**Problem requirements:** In the listing below, pick out lines with "face".

**Information provided:**
=======

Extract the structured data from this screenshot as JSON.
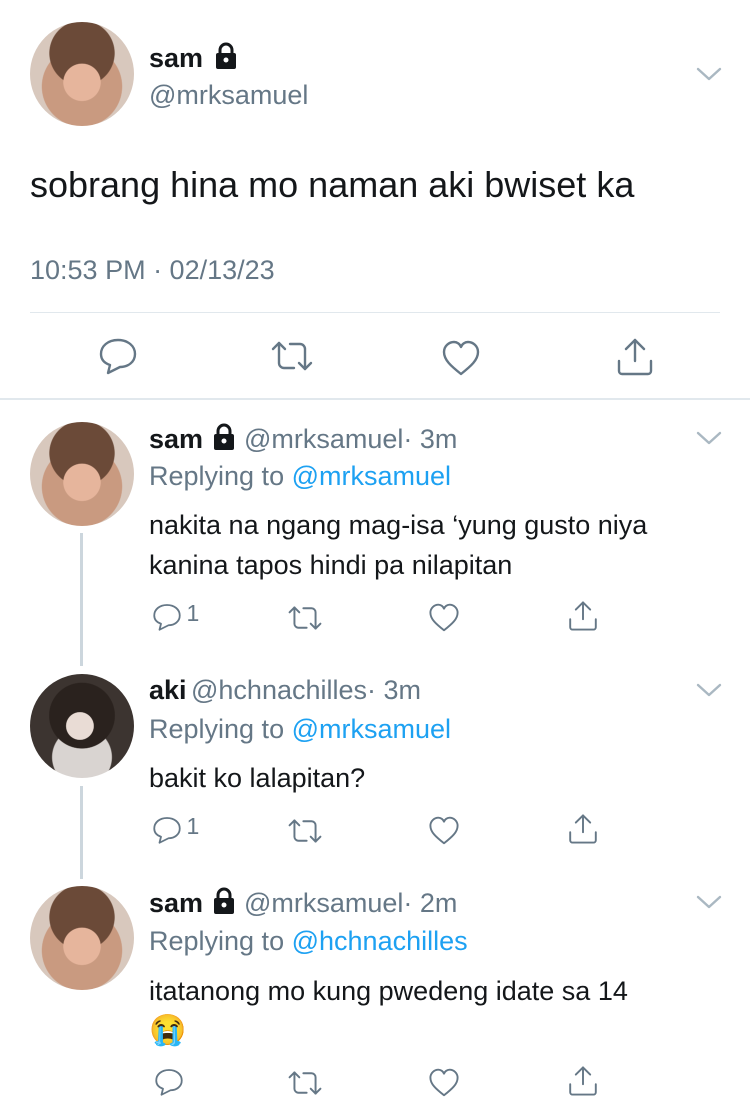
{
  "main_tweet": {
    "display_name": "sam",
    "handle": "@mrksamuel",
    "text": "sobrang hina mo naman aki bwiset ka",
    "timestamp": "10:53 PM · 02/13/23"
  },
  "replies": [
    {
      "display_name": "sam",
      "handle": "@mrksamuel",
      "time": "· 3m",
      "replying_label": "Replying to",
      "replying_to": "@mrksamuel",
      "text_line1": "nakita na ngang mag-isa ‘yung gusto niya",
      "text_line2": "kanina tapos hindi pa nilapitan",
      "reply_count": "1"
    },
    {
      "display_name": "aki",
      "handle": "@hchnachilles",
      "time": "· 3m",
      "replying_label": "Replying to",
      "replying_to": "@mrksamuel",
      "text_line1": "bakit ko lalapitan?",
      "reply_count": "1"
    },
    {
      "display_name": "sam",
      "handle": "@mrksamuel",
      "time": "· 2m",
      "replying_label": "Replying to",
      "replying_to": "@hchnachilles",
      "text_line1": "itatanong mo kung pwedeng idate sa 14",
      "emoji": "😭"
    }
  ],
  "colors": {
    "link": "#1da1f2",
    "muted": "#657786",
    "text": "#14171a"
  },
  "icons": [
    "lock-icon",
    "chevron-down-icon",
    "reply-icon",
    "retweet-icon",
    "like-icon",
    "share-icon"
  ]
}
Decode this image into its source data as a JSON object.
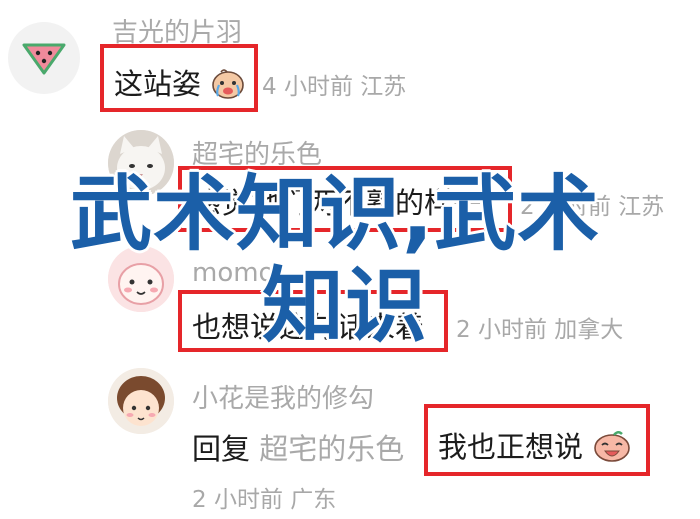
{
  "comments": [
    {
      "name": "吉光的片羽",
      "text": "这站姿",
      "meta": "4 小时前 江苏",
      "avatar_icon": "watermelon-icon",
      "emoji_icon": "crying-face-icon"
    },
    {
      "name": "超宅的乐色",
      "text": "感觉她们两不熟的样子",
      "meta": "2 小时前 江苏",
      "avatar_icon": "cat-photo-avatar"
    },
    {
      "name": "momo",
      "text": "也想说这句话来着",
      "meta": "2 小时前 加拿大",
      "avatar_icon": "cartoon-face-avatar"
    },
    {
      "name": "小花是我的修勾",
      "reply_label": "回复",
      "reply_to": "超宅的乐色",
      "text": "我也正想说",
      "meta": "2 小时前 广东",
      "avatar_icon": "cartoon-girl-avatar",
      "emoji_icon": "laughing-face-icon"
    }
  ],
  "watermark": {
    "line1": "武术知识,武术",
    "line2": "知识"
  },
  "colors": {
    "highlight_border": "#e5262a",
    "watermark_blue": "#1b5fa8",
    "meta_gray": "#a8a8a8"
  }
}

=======

**Solution:**
      "emoji_icon": "crying-face-icon"
      "avatar_icon": "cartoon-face-avatar"
      "emoji_icon": "laughing-face-icon"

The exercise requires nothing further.